Special Lesson: Professional counselors are careful with self-disclosure. Only when the benefit is to enhance the therapeutic relationship is the boundary crossed. This blog is personal, but the hope is the conversations that ensue help enhance all of our relationships.
I have a vivid memory of being a child and asking my parents where they were when Kennedy was shot. It was a common assignment for children of Boomers. We had it easy! There was ONE major event noteworthy enough for all students to explore. If replicated today, my son’s assignment is more like a multiple choice test, the Challenger‘s explosion or the fall of the Berlin Wall. As I publish, today is September 11. My TV and Facebook are littered with memes telling me not to forget or always remember. As I’m told to be respectful and solemn, all I can feel is frustration that there is no “lesson learned”.
My 9/11 story starts with a routine drive to my job as the HR manager of Borders Books.
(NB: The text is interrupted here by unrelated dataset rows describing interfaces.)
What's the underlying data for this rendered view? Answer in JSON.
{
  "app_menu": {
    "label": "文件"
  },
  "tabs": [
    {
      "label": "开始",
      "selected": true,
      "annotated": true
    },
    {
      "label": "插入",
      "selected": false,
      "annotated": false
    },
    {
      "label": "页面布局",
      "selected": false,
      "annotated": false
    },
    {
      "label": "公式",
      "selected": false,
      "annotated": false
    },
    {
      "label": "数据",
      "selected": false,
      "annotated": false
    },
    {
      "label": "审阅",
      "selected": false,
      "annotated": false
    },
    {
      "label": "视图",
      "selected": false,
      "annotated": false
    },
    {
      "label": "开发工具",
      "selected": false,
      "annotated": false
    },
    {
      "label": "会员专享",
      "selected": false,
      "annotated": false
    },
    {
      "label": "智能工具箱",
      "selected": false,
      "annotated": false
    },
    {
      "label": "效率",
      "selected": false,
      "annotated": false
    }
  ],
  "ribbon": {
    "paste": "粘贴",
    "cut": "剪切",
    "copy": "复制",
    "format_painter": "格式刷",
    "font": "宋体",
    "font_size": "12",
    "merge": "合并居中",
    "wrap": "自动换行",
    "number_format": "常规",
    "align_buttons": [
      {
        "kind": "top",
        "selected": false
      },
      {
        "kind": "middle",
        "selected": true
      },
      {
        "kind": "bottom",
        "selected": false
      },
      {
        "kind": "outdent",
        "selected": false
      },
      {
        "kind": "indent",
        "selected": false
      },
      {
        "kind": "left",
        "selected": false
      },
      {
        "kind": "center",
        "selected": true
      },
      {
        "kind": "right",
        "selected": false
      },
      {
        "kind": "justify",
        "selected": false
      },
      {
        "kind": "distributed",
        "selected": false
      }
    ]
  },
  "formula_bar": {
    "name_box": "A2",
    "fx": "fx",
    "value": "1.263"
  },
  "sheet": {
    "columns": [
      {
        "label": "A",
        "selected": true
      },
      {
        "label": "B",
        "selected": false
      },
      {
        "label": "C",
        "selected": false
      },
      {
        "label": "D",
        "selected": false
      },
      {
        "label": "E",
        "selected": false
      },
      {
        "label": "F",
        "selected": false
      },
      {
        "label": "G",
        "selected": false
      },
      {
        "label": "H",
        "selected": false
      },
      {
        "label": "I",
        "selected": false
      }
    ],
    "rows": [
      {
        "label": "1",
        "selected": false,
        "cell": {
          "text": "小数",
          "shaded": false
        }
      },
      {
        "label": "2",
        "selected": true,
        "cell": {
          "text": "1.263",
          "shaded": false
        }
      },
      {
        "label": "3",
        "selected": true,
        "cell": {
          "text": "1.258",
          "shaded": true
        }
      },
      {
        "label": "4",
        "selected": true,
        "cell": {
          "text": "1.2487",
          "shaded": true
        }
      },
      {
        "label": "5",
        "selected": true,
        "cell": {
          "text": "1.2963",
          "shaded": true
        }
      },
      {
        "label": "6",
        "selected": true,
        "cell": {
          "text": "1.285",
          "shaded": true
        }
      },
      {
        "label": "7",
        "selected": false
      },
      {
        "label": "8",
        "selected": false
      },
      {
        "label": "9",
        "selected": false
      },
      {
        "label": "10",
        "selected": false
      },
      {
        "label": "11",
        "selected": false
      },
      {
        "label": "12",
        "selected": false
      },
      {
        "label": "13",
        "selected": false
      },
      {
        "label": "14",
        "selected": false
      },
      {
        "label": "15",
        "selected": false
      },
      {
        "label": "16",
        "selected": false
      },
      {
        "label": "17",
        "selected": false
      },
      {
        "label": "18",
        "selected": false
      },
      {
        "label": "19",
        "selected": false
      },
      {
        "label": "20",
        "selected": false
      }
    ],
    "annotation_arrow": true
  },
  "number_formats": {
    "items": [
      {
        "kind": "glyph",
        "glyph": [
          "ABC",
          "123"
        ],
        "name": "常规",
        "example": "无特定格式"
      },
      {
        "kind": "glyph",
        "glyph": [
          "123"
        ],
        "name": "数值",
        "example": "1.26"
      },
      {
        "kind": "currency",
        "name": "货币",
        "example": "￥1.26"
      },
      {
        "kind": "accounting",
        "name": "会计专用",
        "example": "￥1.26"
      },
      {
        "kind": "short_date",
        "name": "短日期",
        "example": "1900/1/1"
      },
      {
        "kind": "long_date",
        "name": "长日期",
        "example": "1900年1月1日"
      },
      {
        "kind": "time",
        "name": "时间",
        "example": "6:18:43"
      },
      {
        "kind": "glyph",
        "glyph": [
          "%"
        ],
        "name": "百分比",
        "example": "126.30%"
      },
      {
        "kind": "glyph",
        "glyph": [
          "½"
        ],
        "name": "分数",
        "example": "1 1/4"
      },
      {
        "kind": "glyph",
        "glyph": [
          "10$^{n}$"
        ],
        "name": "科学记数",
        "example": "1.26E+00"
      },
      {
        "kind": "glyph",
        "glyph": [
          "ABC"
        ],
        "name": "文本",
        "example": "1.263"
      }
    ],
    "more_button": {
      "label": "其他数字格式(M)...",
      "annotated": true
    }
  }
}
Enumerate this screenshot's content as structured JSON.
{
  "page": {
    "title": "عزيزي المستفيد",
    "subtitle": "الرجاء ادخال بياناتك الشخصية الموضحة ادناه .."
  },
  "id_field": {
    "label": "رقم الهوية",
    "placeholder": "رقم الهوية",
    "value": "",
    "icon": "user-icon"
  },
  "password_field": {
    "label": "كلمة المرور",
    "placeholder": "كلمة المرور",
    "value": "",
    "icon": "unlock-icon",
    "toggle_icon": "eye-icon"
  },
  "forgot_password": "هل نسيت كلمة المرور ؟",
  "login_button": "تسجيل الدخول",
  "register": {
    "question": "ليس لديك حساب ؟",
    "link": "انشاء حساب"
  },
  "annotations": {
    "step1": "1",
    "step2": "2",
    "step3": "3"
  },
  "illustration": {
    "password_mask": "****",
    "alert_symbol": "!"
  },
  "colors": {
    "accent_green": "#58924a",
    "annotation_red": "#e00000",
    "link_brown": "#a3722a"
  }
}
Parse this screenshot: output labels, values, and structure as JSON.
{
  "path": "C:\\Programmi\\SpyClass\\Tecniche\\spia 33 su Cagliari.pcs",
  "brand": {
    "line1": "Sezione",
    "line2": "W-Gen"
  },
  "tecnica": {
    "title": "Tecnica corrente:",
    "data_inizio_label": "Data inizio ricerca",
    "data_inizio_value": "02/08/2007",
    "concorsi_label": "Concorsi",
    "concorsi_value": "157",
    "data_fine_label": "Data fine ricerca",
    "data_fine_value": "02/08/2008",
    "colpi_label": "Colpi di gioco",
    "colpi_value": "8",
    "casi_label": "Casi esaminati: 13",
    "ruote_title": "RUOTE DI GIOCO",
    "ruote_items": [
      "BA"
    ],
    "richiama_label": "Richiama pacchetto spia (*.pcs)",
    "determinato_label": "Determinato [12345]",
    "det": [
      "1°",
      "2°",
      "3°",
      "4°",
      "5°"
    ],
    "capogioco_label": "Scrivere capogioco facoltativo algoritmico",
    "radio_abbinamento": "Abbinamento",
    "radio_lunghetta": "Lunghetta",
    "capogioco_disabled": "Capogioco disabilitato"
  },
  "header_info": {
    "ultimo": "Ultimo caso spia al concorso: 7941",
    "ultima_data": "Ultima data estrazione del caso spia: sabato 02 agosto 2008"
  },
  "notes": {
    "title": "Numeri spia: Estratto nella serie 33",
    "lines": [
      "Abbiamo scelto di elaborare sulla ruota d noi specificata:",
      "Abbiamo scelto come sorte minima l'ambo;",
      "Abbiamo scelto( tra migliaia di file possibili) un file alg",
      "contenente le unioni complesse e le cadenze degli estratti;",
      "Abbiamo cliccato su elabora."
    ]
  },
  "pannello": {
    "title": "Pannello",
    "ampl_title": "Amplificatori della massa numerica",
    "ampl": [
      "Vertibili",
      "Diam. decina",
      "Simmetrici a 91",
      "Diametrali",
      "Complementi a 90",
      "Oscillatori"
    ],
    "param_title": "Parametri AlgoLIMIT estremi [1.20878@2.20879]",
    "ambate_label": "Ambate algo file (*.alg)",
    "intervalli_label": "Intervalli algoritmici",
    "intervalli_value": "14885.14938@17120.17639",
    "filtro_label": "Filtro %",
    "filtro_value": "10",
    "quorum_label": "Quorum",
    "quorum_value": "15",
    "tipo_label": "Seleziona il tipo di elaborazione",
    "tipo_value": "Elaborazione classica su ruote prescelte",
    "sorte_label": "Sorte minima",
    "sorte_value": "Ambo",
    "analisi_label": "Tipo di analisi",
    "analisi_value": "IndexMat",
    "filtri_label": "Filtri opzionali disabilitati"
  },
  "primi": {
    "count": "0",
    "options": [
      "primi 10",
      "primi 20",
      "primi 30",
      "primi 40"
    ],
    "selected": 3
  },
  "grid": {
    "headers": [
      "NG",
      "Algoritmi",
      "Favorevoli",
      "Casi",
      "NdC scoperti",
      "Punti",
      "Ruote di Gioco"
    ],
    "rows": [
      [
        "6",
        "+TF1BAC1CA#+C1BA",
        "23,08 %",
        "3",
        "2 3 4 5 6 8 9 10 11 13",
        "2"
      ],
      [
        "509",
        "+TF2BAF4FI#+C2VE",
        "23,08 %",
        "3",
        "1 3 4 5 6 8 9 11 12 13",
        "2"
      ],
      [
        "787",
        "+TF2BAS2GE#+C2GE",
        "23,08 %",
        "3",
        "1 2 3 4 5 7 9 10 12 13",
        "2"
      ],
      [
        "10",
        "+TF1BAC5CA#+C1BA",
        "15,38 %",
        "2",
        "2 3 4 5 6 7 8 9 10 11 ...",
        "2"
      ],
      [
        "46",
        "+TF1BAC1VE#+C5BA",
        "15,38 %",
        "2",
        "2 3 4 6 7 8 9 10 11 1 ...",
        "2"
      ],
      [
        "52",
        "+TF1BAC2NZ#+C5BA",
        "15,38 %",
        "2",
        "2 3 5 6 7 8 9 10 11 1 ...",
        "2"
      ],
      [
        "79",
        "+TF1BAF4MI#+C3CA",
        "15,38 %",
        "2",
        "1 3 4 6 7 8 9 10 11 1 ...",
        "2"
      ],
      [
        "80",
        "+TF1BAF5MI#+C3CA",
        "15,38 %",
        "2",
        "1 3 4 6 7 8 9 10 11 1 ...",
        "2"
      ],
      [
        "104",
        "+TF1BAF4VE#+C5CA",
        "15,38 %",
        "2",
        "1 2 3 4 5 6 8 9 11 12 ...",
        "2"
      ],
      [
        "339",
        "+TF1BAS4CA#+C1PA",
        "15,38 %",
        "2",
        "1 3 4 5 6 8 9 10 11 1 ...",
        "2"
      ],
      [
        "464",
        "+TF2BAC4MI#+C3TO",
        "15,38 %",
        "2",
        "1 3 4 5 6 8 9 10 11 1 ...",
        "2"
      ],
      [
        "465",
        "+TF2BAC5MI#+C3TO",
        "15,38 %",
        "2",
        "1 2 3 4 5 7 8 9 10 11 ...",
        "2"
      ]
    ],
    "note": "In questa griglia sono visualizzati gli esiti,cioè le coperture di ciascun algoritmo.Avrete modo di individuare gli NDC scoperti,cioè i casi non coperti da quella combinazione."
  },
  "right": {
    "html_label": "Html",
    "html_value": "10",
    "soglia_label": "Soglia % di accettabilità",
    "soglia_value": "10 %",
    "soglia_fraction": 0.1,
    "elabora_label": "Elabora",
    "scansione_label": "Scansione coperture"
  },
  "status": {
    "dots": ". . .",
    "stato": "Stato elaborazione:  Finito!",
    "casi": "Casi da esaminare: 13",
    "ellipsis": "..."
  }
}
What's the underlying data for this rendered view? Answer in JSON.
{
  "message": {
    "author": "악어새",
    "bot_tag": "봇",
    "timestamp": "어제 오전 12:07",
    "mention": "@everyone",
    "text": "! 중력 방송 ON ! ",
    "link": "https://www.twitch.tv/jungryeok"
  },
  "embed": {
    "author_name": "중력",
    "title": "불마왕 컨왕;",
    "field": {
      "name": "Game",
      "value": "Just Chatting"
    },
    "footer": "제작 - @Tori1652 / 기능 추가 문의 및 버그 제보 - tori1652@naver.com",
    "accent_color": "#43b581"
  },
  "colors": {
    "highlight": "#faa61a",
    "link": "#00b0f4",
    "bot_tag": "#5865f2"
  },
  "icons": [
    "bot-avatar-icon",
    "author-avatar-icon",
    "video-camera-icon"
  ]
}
I heard a snippet on the radio with key words “plane” and “New York”. I changed the channel and shook my head.
I grew up in NJ with the Manhattan skyline outside of my window. It was common to hear a broadcaster in Chicago appalled about a plane crash in New York; they simply didn’t grow up knowing how short the runway is at LaGuardia. So, I went back to the offices and started to count cash for the registers while brainstorming a snarky comment to deliver to a coworker with whom I bet on Monday Night Football. As I started wheeling the cash drawers to the register, that same coworker was walking towards me asking me if I heard what happened. Nope. I was not going to let him beat me to the punchline. I quickly quipped some friendly antagonistic comment and tried to wheel to the front of the store. This coworker was a better friend than I gave him credit for because he took me by the shoulder, took me to the stockroom, and put me in front of the TV we use to sneak peaks at football games. I sat on two crates grasping at a box of tissues watching in disbelief with the rest of America for the next few hours.
I wish watching the landscape of my childhood be destroyed was the only way I passed the time that morning. It took me an hour or two to realize that neighborhood that I watched crumbling was where my big brother went to work daily. Thankfully, he was late to get off the subway that day. Not too late, however, not to be stuck in a nearby building watching the day become soot-covering night. The cell phones weren’t working as everyone with loved ones trying calling out or calling in. I learned from my mother that he had reached his then-pregnant wife just long enough to say he was safe but stuck. I remember musing that my brother, who is 6’1″ with a personality twice the size, must be going crazy thanks to a small case of claustrophobia. He made it home safely hours later, but I don’t need a running news story to remind me what it felt like to watch in fear that I was going to be the oldest one in my family if those terrorists won.
Shortly after the building were cleared, the next line of heroes went to Ground Zero. In the same breath, our country banded together and started the two decade trip of falling apart.
- I remember how the Patriot Act went after my library card in case I recently checked out the Catcher in the Rye.
- I remember how while saying “thank you” to EMS and firefighters with our mouths, we let them collect government benefits to offset the poverty that defines the working poor.
- I remember how my best friend’s stepfather (who through time and space has always been an extra parent to me) grabbed his old pipe fitter tools and went to help adding mesothelioma to Agent Orange on the list of unreimbursed lethal consequences of his patriotism.
- I remember how the prevalence of children experiencing PTSD from the perpetual news coverage hit record highs as parents accidentally traumatized a generation who didn’t understand that planes weren’t constantly flying into buildings.
- I remember how we reached into our country’s history of ethnic hatred to be afraid of Muslims, or anyone we thought looked like one.
Spark Notes Summary
My husband and I are friends whose son, one of their four, was born on September 11. He is the living symbol of what we should remember. Barrett is always happy and optimistic. He loves to spend the morning with his mother dancing to Britney Spears with freshly painted nails before taking the afternoon to go fishing and learn gun safety with his dad. To truly honor and respect what was lost, we should make September 11 National Barrett Day. The holiday would be centered around celebrating our best selves and accepting the beauty of seemingly contradictory ideas. Feel free to decorate your home with pink dollhouses and fishing poles as you carpool with your neighbor to the EMS parade featuring the men and women whose pay has met their esteem.